Paddy Davisson will sail from Halifax to France as part of the Msit No’kmaq Tall Ship Project. (Paula Gale/CBC) Paddy Davisson says he’s always had a close connection with the ocean, somewhere he’ll be spending nearly a month as he crosses the Atlantic on board a tall ship.
Davisson is one of 45 Indigenous youths randomly selected from across Canada — and one of four from Newfoundland and Labrador — to take part in the Msit No’kmaq Tall Ship Project.
He said he’s always had a close connection with the ocean, growing up in Washington state and later moving to Newfoundland.
"I’m part of the Makah tribe … they’re very seafaring people," Davisson told CBC Radio’s the St. John’s Morning Show .
"Their entire ancestry has the southern half of Vancouver Island, then they came down to the cape on the Washington peninsula … they’ve hunted whales for over 2,000 years." The 45 youths taking part in the project will cross the Atlantic on the Guilden Leeuw. (Guilden Leeuw/Facebook) The project will take Davisson, and the other youths, from Halifax to LeHavre, France, aboard the Gulden Leeuw.
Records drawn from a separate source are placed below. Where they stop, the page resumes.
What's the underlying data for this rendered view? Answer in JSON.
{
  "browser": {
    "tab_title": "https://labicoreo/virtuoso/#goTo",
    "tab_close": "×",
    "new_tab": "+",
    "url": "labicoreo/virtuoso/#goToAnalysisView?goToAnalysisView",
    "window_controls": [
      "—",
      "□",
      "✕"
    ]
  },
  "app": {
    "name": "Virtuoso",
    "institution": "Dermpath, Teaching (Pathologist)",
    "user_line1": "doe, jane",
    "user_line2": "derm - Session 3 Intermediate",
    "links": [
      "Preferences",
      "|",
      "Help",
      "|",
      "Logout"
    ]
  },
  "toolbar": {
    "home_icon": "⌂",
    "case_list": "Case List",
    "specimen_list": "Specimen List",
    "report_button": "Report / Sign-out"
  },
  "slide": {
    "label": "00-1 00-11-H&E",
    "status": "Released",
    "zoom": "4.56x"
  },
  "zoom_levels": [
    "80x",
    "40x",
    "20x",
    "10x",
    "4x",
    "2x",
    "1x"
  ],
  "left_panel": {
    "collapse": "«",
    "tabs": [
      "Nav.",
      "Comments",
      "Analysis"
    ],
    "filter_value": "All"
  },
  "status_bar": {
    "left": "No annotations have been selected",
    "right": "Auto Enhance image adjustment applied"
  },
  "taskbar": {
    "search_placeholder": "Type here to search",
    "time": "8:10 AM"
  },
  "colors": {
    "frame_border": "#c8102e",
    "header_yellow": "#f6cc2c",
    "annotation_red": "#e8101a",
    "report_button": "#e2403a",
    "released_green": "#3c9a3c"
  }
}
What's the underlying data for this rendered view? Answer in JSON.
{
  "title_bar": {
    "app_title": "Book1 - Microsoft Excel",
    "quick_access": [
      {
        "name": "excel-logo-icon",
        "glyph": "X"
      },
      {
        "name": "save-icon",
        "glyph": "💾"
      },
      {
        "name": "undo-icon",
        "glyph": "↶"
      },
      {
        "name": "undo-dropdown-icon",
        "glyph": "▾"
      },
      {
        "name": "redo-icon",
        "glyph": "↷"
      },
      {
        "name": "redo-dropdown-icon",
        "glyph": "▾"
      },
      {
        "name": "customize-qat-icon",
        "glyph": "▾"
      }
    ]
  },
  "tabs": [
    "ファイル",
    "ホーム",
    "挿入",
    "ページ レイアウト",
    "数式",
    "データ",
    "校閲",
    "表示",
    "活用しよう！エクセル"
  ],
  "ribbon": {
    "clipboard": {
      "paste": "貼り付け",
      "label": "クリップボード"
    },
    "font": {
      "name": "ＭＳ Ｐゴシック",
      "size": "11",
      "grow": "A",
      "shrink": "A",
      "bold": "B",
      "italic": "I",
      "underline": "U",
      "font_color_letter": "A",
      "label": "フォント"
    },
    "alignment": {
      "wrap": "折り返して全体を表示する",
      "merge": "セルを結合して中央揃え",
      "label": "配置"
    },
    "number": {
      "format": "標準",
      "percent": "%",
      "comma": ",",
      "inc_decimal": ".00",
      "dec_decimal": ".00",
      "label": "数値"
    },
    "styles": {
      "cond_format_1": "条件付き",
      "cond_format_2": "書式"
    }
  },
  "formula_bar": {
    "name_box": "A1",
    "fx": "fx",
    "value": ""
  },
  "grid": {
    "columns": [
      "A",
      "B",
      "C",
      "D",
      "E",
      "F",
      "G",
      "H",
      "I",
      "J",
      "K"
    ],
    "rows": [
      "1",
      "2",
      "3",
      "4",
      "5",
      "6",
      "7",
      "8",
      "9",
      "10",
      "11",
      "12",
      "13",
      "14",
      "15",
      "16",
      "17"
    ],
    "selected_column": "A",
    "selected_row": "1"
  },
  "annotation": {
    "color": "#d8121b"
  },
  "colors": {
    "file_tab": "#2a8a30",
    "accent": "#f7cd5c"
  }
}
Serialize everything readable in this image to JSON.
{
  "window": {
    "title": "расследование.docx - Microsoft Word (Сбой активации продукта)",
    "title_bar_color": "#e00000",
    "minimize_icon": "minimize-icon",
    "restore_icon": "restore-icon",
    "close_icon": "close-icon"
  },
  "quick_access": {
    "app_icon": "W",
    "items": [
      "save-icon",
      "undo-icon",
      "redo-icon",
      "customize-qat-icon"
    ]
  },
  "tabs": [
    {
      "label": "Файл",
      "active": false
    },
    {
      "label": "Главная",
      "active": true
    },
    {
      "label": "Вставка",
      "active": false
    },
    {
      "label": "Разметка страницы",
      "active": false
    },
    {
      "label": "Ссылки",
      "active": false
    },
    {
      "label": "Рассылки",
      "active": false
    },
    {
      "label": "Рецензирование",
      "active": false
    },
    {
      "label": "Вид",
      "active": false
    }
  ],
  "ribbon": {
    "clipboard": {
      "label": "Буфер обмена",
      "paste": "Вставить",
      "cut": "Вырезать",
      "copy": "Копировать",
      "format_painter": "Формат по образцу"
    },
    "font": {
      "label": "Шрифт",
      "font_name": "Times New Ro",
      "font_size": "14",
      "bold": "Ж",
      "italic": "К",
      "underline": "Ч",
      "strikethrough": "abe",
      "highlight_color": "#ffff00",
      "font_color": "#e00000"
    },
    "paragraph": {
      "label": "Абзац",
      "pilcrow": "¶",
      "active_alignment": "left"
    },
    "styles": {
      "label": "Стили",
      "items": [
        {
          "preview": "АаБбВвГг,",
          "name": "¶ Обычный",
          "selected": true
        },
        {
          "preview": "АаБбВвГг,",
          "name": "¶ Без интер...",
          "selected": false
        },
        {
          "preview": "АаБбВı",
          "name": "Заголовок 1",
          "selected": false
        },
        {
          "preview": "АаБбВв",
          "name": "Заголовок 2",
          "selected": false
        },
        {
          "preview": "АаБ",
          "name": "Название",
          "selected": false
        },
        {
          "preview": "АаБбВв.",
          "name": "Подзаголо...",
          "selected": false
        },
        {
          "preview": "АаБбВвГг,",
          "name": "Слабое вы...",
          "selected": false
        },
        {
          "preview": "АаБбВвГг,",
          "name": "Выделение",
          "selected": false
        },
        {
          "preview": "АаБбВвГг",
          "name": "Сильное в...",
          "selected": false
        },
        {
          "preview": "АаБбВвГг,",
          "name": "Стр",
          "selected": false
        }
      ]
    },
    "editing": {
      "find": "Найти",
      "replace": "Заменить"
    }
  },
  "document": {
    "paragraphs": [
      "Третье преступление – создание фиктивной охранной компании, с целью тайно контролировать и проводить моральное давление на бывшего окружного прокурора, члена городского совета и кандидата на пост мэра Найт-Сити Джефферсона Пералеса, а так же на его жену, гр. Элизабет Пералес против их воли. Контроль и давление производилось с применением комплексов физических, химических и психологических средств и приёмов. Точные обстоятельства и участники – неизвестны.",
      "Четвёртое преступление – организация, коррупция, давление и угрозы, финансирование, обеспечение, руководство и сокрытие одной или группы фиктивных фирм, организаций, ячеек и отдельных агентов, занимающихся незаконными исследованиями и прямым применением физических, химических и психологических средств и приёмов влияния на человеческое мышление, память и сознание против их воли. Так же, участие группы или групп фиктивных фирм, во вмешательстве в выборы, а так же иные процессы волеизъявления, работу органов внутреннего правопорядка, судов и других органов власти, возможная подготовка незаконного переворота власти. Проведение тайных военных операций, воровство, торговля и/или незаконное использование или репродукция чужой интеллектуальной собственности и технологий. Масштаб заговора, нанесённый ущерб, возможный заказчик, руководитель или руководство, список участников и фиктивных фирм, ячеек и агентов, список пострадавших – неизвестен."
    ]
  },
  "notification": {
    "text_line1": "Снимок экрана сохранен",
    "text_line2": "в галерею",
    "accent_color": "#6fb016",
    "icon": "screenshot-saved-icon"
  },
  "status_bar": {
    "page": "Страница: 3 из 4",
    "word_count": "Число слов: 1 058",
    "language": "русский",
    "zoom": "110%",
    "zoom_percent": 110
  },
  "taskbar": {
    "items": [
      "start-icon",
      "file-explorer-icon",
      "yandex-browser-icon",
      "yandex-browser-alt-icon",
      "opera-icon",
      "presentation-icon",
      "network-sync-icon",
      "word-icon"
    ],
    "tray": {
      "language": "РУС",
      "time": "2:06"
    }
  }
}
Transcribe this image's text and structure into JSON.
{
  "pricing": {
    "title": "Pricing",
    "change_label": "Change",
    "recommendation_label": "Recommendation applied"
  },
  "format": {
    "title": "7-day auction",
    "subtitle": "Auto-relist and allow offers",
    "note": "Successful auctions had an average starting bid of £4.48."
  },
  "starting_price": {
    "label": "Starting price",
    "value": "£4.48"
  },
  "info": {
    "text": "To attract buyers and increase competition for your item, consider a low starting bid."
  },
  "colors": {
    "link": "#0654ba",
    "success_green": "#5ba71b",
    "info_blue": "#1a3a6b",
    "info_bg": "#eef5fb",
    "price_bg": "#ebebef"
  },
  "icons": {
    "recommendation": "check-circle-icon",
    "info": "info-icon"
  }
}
Davisson said it’s a "completely amazing" opportunity.
The group will write in journals daily on the ship, and their notes will eventually be combined to create a detailed record of the journey, Davisson said.
He’s hopeful it won’t be the last time he gets to make such a vast journey.
"The ocean speaks to me," Davisson said.
"I hope to have a future career doing this for the rest of my life, so that I can see the entire world."
With files from the St. John’s Morning Show
(Visited 2 times, 1 visits today)